John McGowan

Phone:   (919) 962-4022
Office:   Greenlaw 413
Curriculum Vitae:   Microsoft Office document icon vita2016.doc
Hire Date:   1 992


John W. and Anna H. Hanes Professor of English and Comparative Literature


Ph. D., State University of New York, Buffalo, 1978

M.A., SUNY-Buffalo, 1976

A.B., Georgetown University, 1974

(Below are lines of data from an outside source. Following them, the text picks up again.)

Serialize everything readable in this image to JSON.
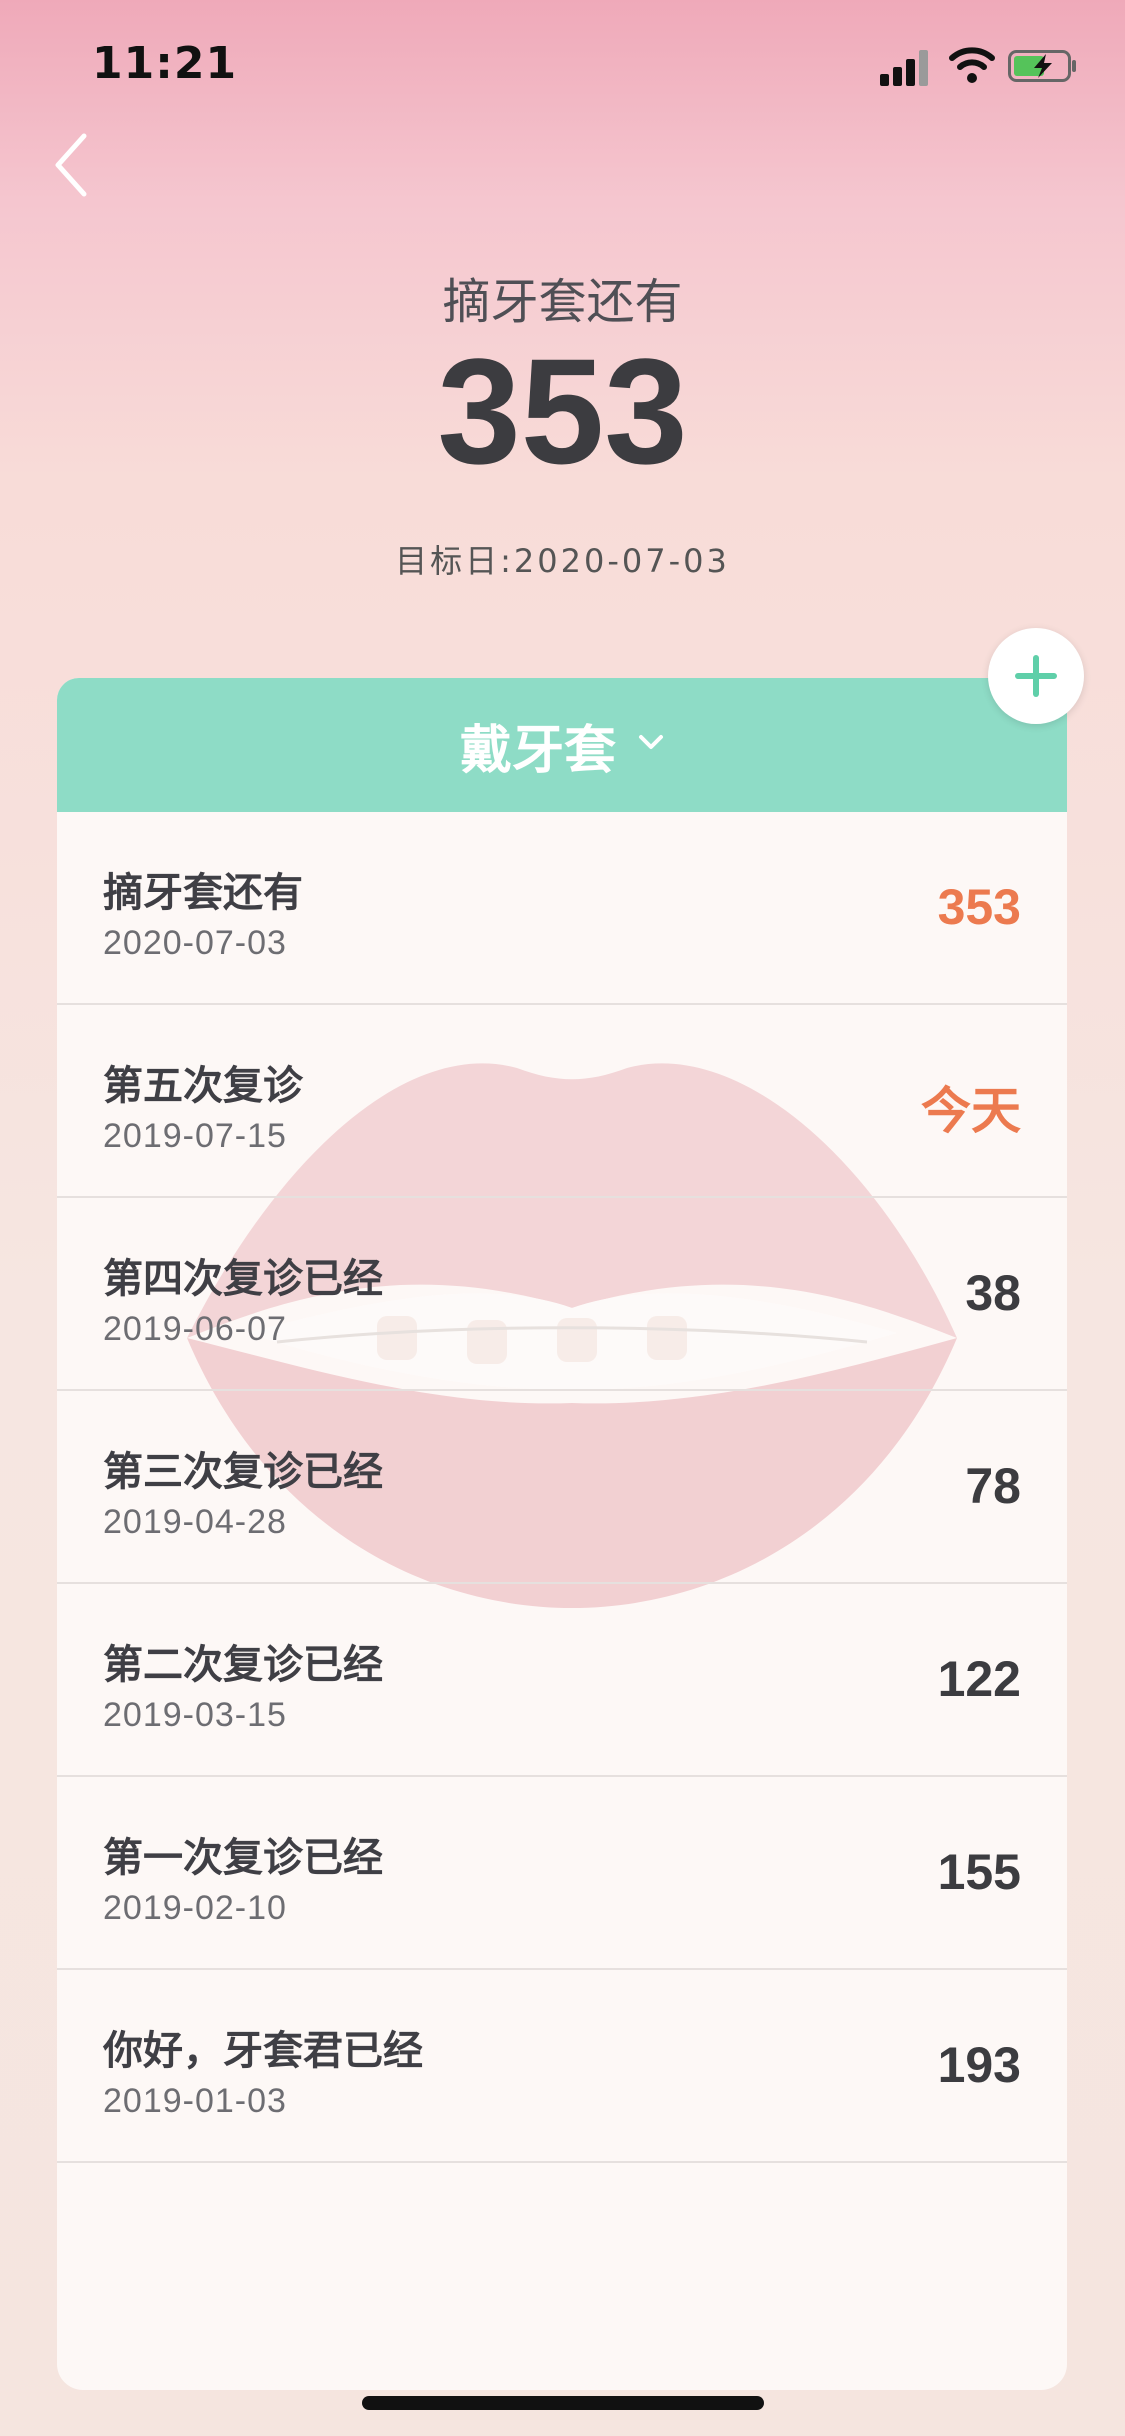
{
  "status_bar": {
    "time": "11:21",
    "battery_state": "charging"
  },
  "hero": {
    "label": "摘牙套还有",
    "days": "353",
    "target_date": "目标日:2020-07-03"
  },
  "card": {
    "header_title": "戴牙套"
  },
  "events": [
    {
      "title": "摘牙套还有",
      "date": "2020-07-03",
      "value": "353",
      "highlight": true
    },
    {
      "title": "第五次复诊",
      "date": "2019-07-15",
      "value": "今天",
      "highlight": true
    },
    {
      "title": "第四次复诊已经",
      "date": "2019-06-07",
      "value": "38",
      "highlight": false
    },
    {
      "title": "第三次复诊已经",
      "date": "2019-04-28",
      "value": "78",
      "highlight": false
    },
    {
      "title": "第二次复诊已经",
      "date": "2019-03-15",
      "value": "122",
      "highlight": false
    },
    {
      "title": "第一次复诊已经",
      "date": "2019-02-10",
      "value": "155",
      "highlight": false
    },
    {
      "title": "你好，牙套君已经",
      "date": "2019-01-03",
      "value": "193",
      "highlight": false
    }
  ],
  "colors": {
    "accent_green": "#8edcc6",
    "highlight_orange": "#ec7a4f",
    "text_dark": "#3c3c40"
  },
  "icons": {
    "back": "chevron-left-icon",
    "add": "plus-icon",
    "dropdown": "chevron-down-icon"
  }
}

John McGowan’s work sits at the intersection of philosophy, political theory, and literary studies.  He is interested in how writers respond to the social conditions in which they live—and how they imagine alternative social arrangements.  In particular, he focuses on images and norms of democracy and justice since the Romantic era.  He teaches a wide variety of courses in American and British intellectual  culture since 1800. His first book, Representation and Revelation: Victorian Realism from Carlyle to Yeats (U Missouri P, 1986), explores the theory and practice of representation in seven Victorian writers. His Postmodernism and its Critics (Cornell UP, 1991) considers the philosophical antecedents to contemporary theory; offers an account of the work of Derrida, Foucault, Lyotard, Rorty, Said, and Jameson; and presents an alternative political vision (based in a theory of democracy) to that found in postmodern thought. Hannah Arendt: An Introduction (U Minnesota P, 1998) and Hannah Arendt and the Meaning of Politics (U Minnesota, 1997), edited with Craig Calhoun, continue exploring the resources of democratic theory through an engagement with Arendt's work on the public sphere, judgment, and storytelling. McGowan is one of the editors of the massive (2500 pages) Norton Anthology of Theory and Criticism (2001; 2nd. Edition 2010; 3rd. edition, 2017). His Democracy's Children: Intellectuals and the Rise of Cultural Politics (Cornell UP, 2002) collects essays on the shifting roles of the intellectual and of the university in our time. In response to the shifts in American politics over the past thirty years, American Liberalism: An Interpretation for Our Time (UNC Press, 2007) tries to articulate a liberal vision drawn from James Madison and John Dewey that can animate a contemporary American politics. With Italian colleague Bruno Dallago (of the University of Trento), McGowan has edited two books derived from conferences on the European crisis of 2008-2012. Pragmatist Politics: Making the Case for Liberal Democracy mines the pragmatist tradition in American philosophy (especially William James, John Dewey, and Kenneth Burke) to articulate a vision of liberal democracy that can serve contemporary needs.  That book ends with a consideration of the ways that comedy provides models for just societies, and is the basis for McGowan’s two-pronged current project: an exploration of the virtues—love, forgiveness, humility, negotiation—necessary to social peace and an examination of the sources and meaning of violence.  McGowan is a founding and active member of UNC's Program in Cultural Studies, was the first Director of the Graduate School’s Royster Society of Fellows, and served for eight years as the Director of UNC's Institute for the Arts and Humanities. He blogs at his personal webite Public Intelligence.  

Teaching Awards

Graduate Mentoring Award, Comparative Literature and English Association of Graduate Students, 2015
Sitterson Award for Excellence in Undergraduate Teaching, 2005
Award for Excellence in Teaching Post-Baccalaureate Students, 2002
Chapman Award for Excellence in Teaching, 1999